It sounded ok up to that point, until I realized that it was also the week that I happened to be moving house. Not to mention I had to juggle the several other jobs I had booked in during that week as well.
Shit had hit the mother-flippin’ fan, all at once.
Could I even manage to pull together a shoot worthy of the project, in such a short time? Let alone edit and deliver the photos and video, in between moving house? Was it even ethical for me to take the job, given that I had so much going on and wasn’t even sure I could crowbar the tight schedule into my already insane one? Ah what the hell. I took the job anyway. LOL.

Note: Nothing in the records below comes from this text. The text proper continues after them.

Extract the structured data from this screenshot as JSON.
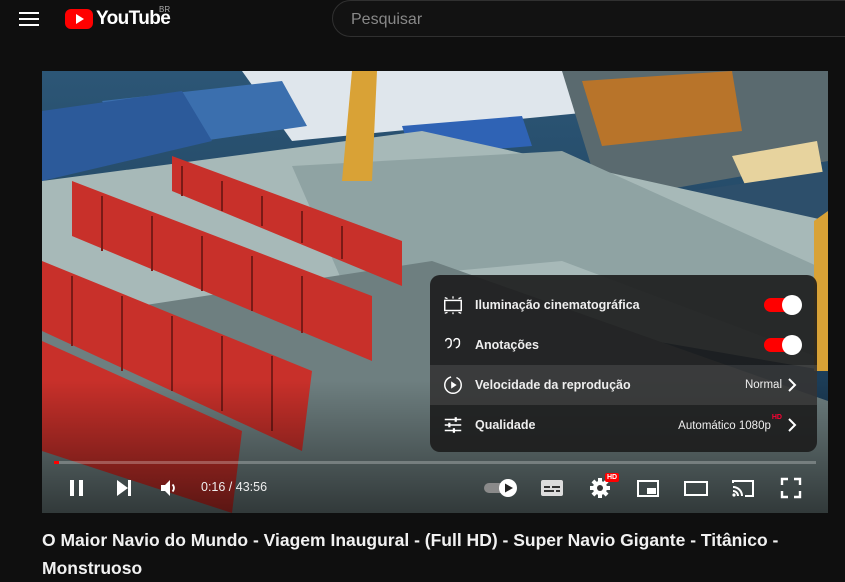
{
  "header": {
    "logo_text": "YouTube",
    "country": "BR",
    "search_placeholder": "Pesquisar"
  },
  "player": {
    "progress_fraction": 0.006,
    "time_display": "0:16 / 43:56",
    "settings_menu": {
      "items": [
        {
          "label": "Iluminação cinematográfica",
          "icon": "ambient-mode-icon",
          "type": "toggle",
          "on": true
        },
        {
          "label": "Anotações",
          "icon": "annotations-icon",
          "type": "toggle",
          "on": true
        },
        {
          "label": "Velocidade da reprodução",
          "icon": "playback-speed-icon",
          "type": "submenu",
          "value": "Normal"
        },
        {
          "label": "Qualidade",
          "icon": "quality-icon",
          "type": "submenu",
          "value": "Automático 1080p",
          "badge": "HD"
        }
      ]
    },
    "settings_badge": "HD"
  },
  "video": {
    "title": "O Maior Navio do Mundo - Viagem Inaugural - (Full HD) - Super Navio Gigante - Titânico - Monstruoso"
  },
  "colors": {
    "accent": "#ff0000",
    "background": "#0f0f0f"
  }
}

And let me tell you, it was tough getting everything done. My hair was turning grey trying to organize and plan everything in and around packing my life into cardboard boxes. Plans that were made last minute had to be changed at the last-second to accommodate some schedule changes from the subject and the other photographer using the camera. I had to shoot and edit other shoots that were already scheduled during that week.
Still, I managed to organize a shoot with one of the most respected practitioners of the Japanese theatre art of Noh, and things were looking good. All that was left was to go to Kyoto and do the shoot, then go back and have the photos and video edited in the next two days. No problem, except the mover’s trucks were scheduled to arrive the morning after I got back from Kyoto. Needless to say, the only thing I bothered to get set up in my new apartment for a few days was my computer. So, it was a bit of a logistical nightmare and I almost keeled over from the stress of it all but you know what? It was fucking awesome. Every single glorious, stressful moment of it. We freelancers don’t have a lot but we know when to count our blessings. How many times do I get to hold a pre-production Hasselblad? How often do I get the freedom to go out and shoot pretty much anything I want. How many times do I get to work with some freaking amazing practitioners of an ancient and traditional artform?
I nearly killed myself just so I could have that experience. I guess that’s the foundation that the makes the freelance photographer life worth it. Somewhere along the line I decided that the actual journey meant more to me than whatever I had accumulated by the time I reached my final destination. Hell, don’t get me wrong, I freaking love money. Oh boy. But I’m not ok with trading my life doing something I’m not invested in for a steady paycheck. Sure, there’s a lot of drudgework and paperwork involved in staying afloat when you work for yourself, but I put up with all of that because the moments in between all of that crap, when I’m shooting, are sublime.
I guess that’s something I should never take for granted, even if it means writing myself a lengthy blog post to remind myself of it 😀
Video: Keiichi Kondo
– Hasselblad H5D-50c pre-production
– HCD 4.8/24mm
– HCD 4-5.6/35-90mm
– HC 2.8/80mm
– HC Macro 4/120mm II
– Profoto B1 + standard zoom reflector and 15 degree grid, taped down to a 10cm slit
– Einstein + 4 foot Profot octabox as fill light
– Lumopro LP180 + snoot for accent, or rim, or whatever I needed it for
All three lights were used for every shot except the final group shot of Udaka-san and his sons, in which I swapped out the grid reflector combo for Photek Softlighter.